We'd accumulated some beets and quite a bit of cabbage from previous weeks, so we made, um, sort of a lot. (Cf. the Canadian idiom "Cheap like borscht.")

Having a lot of unpopular magenta soup is not a plight unique to our refrigerator. In the Wall Street Journal, the borscht-making Gold family brainstorms new ways to sell their trademark project:
"It needs a totally new look to it," Steven Gold declares. "A sexy look." He advocates taking the word "borscht" out of the equation altogether. Call the product "Beet Smoothie," he suggests. "Power Beet Juice," offers Howard Gold.
And, in response, some (apparently earnest) suggestions on "making borscht cool again":
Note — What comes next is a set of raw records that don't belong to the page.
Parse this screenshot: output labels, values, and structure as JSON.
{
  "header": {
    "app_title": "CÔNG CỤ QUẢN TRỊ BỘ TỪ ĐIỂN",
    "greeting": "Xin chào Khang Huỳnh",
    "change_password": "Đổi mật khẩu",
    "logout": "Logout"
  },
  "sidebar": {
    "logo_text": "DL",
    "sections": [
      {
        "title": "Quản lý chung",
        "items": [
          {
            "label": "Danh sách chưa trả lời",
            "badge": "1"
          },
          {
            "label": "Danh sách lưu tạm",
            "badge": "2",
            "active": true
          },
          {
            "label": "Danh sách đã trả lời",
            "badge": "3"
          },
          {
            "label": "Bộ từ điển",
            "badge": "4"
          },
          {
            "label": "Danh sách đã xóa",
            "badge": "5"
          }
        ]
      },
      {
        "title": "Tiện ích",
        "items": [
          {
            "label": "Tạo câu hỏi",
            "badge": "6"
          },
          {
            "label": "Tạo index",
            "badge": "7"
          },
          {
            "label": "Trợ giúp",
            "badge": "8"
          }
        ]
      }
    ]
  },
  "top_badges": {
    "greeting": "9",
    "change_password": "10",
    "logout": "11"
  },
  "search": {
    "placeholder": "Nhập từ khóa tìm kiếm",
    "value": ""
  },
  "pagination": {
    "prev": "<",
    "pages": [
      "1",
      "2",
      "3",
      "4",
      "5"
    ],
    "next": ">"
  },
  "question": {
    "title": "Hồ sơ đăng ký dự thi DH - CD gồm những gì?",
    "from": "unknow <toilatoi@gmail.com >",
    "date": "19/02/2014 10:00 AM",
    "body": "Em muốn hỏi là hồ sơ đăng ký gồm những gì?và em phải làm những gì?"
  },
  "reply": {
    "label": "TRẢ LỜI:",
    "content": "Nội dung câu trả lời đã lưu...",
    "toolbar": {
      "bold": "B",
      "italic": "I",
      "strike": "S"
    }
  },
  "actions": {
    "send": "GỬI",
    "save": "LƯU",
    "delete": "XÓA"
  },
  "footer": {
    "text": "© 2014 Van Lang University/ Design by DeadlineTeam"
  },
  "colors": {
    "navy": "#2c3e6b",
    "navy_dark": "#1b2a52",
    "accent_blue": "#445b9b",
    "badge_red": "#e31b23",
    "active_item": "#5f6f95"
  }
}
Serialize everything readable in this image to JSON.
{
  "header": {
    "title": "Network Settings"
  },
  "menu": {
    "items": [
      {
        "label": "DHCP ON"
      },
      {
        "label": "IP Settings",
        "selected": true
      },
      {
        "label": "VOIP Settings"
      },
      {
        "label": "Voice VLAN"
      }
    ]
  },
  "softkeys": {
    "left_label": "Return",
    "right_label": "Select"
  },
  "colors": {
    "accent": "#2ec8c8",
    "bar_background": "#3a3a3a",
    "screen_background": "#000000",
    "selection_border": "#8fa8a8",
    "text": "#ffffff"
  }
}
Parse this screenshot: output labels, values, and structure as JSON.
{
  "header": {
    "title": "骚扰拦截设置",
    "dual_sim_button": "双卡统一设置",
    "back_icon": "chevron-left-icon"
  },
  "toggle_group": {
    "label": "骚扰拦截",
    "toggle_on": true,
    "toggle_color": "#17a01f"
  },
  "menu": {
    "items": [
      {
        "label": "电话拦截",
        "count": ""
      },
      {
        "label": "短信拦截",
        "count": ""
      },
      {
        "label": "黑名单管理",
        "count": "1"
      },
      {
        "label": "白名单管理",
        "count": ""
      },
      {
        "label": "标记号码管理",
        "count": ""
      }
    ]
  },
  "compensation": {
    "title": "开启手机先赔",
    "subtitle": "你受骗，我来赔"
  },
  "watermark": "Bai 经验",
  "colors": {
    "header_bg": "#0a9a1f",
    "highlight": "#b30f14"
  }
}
My key suggestion is to target babies and toddlers with a baby food (e.g. steamed and pureed beats) and a fun children’s borscht. This could be a very strategic move that makes beets and borscht a normal (and fun) part of childhood ... To target a very different audience than the Whole Foods crowd, I could imagine trying to get Borscht the official drink of an ultimate fighter or WWE wrestler. 
Jack, however, discovered the best marketing strategy for leftover borscht: combine it with cheese sauce.